The crankshaft itself may form one of the members, as in most glow-plug model engines. In another version, the crank disc is arranged to be a close-clearance fit in the crankcase and is provided with a cutout that lines up with an inlet passage in the crankcase wall at the appropriate time, as in Vespa motor scooters.

Cross-flow scavenging

In a cross-flow engine, the transfer and exhaust ports are on opposite sides of the cylinder, and a deflector on the top of the piston directs the fresh intake charge into the upper part of the cylinder, pushing the residual exhaust gas down the other side of the deflector and out the exhaust port.

Loop scavenging

This method of scavenging uses carefully shaped and positioned transfer ports to direct the flow of fresh mixture toward the combustion chamber as it enters the cylinder. The fuel/air mixture strikes the cylinder head, then follows the curvature of the combustion chamber, and then is deflected downward.

This not only prevents the fuel/air mixture from traveling directly out the exhaust port, but also creates swirling turbulence that improves combustion efficiency, power, and economy. Usually, a piston deflector is not required, so this approach has a distinct advantage over the cross-flow scheme.

Uniflow scavenging

In a uniflow engine, the mixture, or “charge air” in the case of a diesel, enters at one end of the cylinder controlled by the piston and the exhaust exits at the other end controlled by an exhaust valve or piston. The scavenging gas flow is, therefore, in one direction only, hence the name uniflow.

Stepped piston engine

The piston of this engine is “top-hat”-shaped; the upper section forms the regular cylinder, and the lower section performs a scavenging function. The units run in pairs, with the lower half of one piston charging an adjacent combustion chamber.

Applications of Two-Stroke Engine

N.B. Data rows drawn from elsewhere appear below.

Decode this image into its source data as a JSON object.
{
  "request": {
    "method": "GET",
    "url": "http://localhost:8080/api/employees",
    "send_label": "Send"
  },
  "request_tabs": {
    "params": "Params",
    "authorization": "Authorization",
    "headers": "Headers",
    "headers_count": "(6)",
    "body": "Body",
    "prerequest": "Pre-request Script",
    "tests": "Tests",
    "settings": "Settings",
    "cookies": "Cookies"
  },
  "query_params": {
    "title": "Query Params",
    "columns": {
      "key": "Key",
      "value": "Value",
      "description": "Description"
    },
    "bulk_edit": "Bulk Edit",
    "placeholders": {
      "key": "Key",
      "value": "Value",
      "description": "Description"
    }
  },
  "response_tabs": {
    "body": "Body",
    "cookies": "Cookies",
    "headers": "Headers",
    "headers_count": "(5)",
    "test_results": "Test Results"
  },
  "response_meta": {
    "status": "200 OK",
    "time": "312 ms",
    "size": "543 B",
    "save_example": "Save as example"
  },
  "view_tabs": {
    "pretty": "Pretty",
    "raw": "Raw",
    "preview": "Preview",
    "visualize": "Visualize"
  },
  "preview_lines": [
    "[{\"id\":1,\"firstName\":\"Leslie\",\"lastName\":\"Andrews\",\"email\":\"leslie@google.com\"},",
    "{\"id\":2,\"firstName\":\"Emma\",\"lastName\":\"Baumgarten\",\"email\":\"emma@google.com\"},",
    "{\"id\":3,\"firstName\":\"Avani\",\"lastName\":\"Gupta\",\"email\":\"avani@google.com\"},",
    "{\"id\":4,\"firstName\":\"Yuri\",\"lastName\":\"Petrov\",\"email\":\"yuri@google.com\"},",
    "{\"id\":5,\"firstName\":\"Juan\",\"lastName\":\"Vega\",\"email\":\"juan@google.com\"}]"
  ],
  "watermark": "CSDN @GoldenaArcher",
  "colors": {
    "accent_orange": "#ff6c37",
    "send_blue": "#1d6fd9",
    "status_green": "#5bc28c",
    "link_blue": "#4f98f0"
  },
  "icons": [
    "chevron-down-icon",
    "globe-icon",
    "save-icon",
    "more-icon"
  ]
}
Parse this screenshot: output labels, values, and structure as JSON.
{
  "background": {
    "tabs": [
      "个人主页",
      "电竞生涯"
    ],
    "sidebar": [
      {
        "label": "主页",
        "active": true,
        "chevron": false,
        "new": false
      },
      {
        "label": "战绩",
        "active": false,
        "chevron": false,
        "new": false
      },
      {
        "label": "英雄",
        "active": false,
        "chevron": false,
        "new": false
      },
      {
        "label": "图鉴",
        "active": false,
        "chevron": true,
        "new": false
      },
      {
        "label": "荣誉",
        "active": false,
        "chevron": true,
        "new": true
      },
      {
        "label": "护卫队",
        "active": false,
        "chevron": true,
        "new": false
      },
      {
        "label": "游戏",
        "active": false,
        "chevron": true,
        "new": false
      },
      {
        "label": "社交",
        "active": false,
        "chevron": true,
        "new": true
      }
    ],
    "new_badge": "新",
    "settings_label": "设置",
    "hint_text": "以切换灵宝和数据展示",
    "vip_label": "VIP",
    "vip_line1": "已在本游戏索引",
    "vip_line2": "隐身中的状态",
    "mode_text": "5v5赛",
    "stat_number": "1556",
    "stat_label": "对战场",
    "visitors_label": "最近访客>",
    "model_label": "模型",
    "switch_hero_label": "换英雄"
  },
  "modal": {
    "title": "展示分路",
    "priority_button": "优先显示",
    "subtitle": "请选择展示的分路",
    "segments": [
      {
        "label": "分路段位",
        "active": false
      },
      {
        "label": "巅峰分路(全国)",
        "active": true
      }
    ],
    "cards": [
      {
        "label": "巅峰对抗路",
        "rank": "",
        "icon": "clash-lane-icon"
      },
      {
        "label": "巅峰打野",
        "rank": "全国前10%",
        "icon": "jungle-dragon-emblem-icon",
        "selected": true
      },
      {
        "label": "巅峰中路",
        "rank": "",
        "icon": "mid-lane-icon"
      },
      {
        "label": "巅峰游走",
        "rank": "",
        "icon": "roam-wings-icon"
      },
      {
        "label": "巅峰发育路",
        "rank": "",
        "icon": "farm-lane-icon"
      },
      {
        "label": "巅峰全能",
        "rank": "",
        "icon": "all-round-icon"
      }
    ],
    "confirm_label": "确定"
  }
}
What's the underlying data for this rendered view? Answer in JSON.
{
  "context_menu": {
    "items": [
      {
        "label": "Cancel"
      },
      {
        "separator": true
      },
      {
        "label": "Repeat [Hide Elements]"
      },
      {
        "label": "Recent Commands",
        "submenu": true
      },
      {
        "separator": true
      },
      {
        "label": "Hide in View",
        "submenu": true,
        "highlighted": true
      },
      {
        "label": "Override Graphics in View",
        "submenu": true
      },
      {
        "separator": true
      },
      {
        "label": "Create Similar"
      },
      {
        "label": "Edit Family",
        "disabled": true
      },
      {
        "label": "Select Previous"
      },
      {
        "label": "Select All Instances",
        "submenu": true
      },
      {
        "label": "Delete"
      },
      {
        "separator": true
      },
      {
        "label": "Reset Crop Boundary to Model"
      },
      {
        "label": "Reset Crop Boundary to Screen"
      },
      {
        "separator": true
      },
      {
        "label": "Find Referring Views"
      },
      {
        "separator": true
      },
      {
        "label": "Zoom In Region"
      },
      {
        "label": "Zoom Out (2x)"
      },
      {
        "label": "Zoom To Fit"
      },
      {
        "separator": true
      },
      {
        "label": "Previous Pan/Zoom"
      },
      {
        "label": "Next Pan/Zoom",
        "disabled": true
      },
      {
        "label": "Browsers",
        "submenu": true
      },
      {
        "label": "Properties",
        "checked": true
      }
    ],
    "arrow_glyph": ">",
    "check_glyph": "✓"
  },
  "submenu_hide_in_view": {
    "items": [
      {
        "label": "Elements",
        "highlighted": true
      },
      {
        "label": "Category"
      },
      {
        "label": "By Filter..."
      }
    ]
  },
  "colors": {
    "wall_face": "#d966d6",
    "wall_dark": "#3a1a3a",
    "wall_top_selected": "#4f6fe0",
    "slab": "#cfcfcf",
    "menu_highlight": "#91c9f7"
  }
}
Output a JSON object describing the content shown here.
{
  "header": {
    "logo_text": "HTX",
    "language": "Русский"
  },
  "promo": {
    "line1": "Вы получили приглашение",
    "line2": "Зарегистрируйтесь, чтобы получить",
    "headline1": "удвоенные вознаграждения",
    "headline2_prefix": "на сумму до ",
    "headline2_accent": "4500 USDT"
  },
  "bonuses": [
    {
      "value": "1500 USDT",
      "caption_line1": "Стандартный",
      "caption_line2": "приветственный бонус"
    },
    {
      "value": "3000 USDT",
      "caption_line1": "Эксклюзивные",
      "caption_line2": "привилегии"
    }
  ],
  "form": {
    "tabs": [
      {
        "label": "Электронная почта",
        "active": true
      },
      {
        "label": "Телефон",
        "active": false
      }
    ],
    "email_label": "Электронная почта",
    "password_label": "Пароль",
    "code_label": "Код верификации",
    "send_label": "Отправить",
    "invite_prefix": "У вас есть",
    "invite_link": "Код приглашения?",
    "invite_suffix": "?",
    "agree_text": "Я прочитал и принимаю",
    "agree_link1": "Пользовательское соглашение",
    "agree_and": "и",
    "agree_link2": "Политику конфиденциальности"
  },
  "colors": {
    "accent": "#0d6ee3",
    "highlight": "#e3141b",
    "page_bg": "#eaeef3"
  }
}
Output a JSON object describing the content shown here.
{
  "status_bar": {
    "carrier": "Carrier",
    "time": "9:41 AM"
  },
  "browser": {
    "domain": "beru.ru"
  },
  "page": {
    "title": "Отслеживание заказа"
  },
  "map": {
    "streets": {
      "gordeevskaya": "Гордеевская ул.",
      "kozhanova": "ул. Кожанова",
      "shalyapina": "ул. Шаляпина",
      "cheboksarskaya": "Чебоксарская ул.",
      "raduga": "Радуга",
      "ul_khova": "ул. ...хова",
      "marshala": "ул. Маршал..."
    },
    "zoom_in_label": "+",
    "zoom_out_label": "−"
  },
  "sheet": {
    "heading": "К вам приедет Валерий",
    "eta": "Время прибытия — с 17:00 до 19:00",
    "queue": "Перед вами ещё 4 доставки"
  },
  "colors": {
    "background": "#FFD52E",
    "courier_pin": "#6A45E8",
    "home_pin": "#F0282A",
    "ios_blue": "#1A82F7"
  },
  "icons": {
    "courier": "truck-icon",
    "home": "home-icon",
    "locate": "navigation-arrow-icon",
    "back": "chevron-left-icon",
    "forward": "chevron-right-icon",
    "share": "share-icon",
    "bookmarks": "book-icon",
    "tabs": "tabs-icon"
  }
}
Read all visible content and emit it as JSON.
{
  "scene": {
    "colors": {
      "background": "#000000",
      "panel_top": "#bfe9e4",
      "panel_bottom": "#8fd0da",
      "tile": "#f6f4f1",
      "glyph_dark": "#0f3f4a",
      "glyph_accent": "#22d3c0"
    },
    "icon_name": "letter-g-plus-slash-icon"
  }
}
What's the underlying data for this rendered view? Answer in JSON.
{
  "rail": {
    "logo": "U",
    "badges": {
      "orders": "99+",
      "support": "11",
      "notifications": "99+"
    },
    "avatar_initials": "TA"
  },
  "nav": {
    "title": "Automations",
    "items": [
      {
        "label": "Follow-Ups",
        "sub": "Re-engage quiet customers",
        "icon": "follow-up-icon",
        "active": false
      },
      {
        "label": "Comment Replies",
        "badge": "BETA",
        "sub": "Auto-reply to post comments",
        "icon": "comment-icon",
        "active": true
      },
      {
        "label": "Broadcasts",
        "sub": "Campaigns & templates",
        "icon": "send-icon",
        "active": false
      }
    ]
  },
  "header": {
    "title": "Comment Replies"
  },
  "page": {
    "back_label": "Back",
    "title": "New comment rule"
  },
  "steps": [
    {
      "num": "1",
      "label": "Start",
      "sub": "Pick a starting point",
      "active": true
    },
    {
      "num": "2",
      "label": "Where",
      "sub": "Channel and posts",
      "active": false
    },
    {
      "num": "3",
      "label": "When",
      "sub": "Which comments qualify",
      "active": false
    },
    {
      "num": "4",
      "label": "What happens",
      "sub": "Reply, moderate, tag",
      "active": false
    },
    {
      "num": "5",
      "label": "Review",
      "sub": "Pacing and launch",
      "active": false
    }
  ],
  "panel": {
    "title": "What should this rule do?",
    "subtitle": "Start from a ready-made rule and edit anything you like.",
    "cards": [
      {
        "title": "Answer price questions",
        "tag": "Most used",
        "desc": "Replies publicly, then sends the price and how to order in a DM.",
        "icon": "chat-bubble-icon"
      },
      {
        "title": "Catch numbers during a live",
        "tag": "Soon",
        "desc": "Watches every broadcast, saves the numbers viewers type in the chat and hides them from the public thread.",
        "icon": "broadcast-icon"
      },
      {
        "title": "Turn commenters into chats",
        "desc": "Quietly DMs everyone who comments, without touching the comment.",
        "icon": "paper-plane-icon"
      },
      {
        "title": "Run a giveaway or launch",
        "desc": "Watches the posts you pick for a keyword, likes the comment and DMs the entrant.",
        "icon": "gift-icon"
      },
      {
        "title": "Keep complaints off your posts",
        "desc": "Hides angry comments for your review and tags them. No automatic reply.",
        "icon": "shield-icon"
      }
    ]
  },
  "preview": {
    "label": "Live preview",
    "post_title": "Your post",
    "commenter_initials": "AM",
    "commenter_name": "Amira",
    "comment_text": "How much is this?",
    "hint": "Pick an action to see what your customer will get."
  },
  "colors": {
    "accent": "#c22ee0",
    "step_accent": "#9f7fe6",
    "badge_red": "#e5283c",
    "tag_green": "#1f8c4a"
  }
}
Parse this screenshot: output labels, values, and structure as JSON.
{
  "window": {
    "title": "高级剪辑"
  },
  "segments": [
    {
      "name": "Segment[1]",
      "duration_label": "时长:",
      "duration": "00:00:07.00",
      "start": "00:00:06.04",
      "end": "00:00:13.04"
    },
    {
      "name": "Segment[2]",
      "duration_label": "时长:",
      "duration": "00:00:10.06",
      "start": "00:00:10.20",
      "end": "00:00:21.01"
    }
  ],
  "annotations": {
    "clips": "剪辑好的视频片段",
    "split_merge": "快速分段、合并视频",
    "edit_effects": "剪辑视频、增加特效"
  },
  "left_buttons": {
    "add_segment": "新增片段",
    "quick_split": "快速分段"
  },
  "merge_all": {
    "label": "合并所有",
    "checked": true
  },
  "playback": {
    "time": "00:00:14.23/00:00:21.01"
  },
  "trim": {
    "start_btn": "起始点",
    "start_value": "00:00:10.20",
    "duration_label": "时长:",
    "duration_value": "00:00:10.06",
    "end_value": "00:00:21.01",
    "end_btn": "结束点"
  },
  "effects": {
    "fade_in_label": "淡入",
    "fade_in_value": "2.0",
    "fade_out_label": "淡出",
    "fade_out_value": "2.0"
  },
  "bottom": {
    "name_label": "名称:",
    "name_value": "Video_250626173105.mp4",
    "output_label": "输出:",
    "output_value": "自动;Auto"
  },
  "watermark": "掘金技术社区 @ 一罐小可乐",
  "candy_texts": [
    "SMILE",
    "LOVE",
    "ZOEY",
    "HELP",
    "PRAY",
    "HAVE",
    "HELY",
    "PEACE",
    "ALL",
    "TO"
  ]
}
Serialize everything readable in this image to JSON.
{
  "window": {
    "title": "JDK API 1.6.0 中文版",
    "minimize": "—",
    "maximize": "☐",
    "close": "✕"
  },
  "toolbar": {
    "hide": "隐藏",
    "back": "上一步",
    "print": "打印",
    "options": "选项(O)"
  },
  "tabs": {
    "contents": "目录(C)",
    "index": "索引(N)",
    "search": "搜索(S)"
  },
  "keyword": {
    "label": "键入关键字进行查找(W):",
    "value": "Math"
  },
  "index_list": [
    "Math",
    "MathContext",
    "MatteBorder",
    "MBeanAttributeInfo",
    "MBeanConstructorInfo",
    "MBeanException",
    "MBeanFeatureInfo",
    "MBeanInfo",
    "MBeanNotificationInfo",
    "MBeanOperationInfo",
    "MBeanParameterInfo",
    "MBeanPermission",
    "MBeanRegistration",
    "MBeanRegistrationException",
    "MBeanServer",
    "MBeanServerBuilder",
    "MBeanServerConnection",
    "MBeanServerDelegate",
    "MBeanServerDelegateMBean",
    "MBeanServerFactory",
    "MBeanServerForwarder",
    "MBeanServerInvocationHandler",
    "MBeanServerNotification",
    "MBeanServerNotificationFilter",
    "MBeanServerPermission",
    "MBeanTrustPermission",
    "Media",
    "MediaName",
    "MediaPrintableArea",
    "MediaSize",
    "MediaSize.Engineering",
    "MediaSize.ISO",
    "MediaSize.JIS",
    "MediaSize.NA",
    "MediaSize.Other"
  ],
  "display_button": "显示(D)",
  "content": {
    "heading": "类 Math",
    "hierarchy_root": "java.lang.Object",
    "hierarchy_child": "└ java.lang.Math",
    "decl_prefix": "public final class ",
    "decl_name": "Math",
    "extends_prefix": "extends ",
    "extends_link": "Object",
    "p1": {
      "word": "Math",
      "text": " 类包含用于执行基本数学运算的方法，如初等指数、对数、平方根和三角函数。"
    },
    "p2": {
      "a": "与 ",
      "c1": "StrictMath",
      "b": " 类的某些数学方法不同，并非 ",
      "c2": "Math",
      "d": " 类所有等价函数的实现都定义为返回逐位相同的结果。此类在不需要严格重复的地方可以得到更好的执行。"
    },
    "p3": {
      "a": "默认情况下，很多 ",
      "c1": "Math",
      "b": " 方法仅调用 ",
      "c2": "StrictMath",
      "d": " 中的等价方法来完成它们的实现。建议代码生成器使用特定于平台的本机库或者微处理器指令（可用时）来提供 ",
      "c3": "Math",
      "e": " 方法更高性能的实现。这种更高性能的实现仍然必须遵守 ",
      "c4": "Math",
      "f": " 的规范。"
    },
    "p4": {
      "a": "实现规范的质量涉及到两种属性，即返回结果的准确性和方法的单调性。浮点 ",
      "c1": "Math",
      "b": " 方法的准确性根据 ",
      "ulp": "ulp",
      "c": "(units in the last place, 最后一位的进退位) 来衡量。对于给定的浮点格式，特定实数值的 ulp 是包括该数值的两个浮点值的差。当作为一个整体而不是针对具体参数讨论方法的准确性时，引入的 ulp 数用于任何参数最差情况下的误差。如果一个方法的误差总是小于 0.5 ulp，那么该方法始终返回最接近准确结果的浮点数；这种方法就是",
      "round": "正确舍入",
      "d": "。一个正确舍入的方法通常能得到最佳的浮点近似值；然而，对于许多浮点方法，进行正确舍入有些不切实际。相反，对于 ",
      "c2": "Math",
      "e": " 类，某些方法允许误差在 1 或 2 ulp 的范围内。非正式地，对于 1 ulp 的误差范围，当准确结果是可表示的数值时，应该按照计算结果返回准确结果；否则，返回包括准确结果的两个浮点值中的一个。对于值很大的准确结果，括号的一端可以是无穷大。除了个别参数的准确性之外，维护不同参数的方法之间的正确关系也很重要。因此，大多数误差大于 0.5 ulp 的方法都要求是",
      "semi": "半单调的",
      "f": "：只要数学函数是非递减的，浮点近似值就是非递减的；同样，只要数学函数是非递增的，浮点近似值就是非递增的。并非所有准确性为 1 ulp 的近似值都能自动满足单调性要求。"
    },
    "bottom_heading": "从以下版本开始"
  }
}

  • Two-stroke engines are preferred when mechanical simplicity, lightweight, and high power-to-weight ratio are design priorities.
  • They are lubricated by the traditional method of mixing oil into the fuel, they can be worked within any orientation as they do not have a reservoir dependent on gravity. This makes them desirable for their use in handheld tools such as chainsaws.
  • Two-stroke engines are found in small scales propulsion applications such as motorcycles, Mopeds, and dirt bikes.